What to do:
Produce a copy of every line in the records that holds the string "title".

** Opening Provided information block **

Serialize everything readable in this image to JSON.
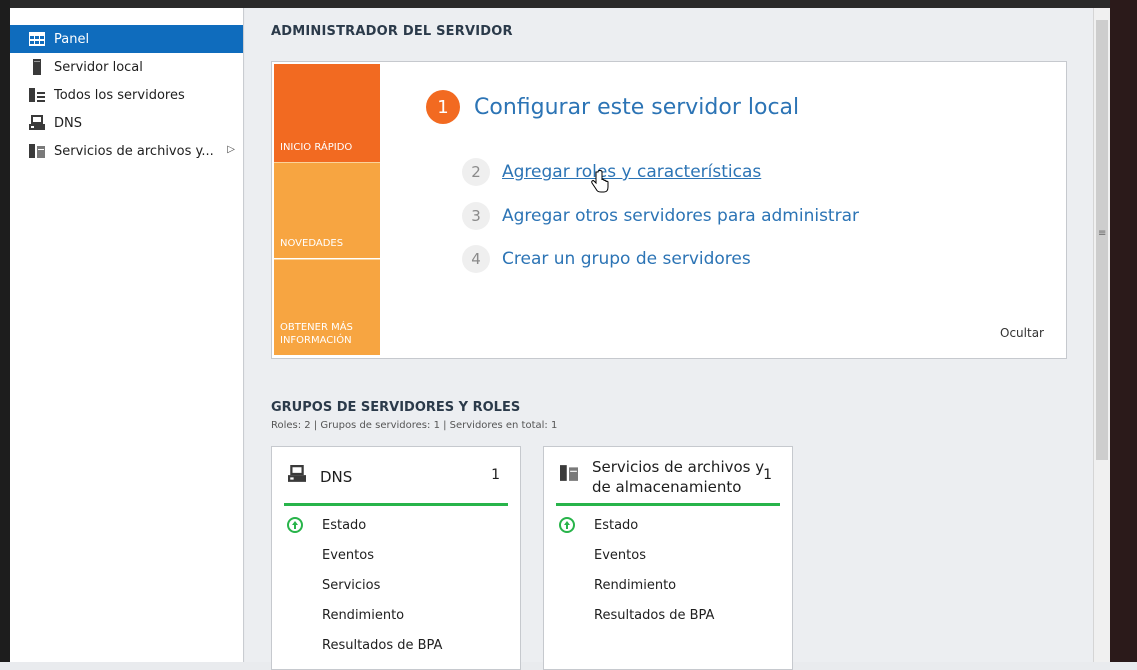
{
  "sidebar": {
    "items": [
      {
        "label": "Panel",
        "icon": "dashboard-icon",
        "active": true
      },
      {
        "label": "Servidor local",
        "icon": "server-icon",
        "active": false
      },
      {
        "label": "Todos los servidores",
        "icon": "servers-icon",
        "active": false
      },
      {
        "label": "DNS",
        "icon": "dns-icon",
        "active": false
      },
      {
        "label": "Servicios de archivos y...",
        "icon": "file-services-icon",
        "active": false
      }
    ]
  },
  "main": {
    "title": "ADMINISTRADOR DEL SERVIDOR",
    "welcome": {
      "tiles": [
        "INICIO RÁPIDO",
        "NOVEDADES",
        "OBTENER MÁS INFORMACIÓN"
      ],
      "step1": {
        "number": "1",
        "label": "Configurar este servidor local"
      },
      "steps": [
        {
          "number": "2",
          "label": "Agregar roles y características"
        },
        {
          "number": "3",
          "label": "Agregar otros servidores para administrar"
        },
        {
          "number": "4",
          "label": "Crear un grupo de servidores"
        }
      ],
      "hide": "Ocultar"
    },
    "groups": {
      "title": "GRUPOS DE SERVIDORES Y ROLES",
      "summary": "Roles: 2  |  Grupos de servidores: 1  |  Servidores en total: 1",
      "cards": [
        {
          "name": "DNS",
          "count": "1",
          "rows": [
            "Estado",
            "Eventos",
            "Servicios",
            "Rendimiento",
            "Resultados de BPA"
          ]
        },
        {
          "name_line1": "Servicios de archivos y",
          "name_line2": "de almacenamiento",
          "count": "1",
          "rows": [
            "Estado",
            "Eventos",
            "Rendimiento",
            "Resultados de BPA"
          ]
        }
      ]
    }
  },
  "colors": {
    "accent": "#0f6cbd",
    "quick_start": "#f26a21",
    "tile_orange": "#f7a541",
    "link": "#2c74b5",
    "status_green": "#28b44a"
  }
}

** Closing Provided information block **
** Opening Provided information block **

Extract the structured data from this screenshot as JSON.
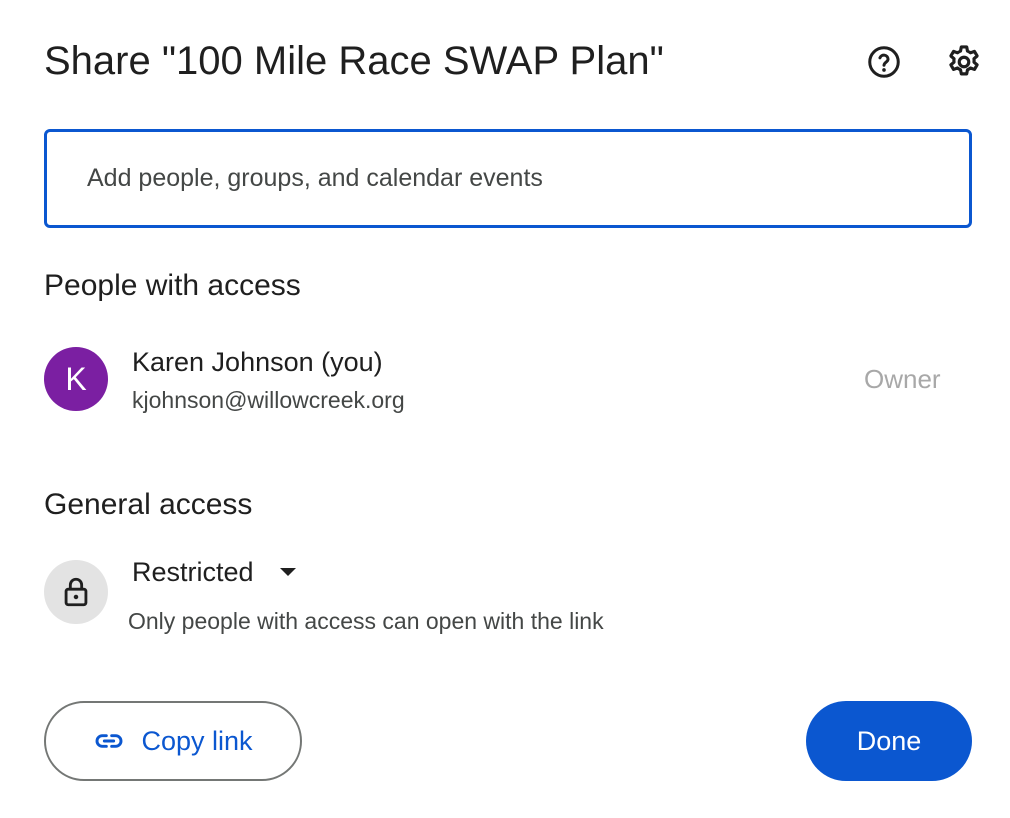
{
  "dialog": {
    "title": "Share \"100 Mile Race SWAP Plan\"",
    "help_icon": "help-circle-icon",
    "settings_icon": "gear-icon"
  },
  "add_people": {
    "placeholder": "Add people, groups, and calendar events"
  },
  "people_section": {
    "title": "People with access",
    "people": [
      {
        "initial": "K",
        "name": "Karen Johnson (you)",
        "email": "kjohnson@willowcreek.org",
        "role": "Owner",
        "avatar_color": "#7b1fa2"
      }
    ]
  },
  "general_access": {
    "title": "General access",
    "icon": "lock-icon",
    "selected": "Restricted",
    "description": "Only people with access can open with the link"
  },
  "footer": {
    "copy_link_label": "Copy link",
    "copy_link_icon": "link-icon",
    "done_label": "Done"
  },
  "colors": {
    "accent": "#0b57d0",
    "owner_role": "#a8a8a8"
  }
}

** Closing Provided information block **

Response box:
    "title": "ADMINISTRADOR DEL SERVIDOR",
      "title": "GRUPOS DE SERVIDORES Y ROLES",
    "title": "Share \"100 Mile Race SWAP Plan\"",
    "title": "People with access",
    "title": "General access",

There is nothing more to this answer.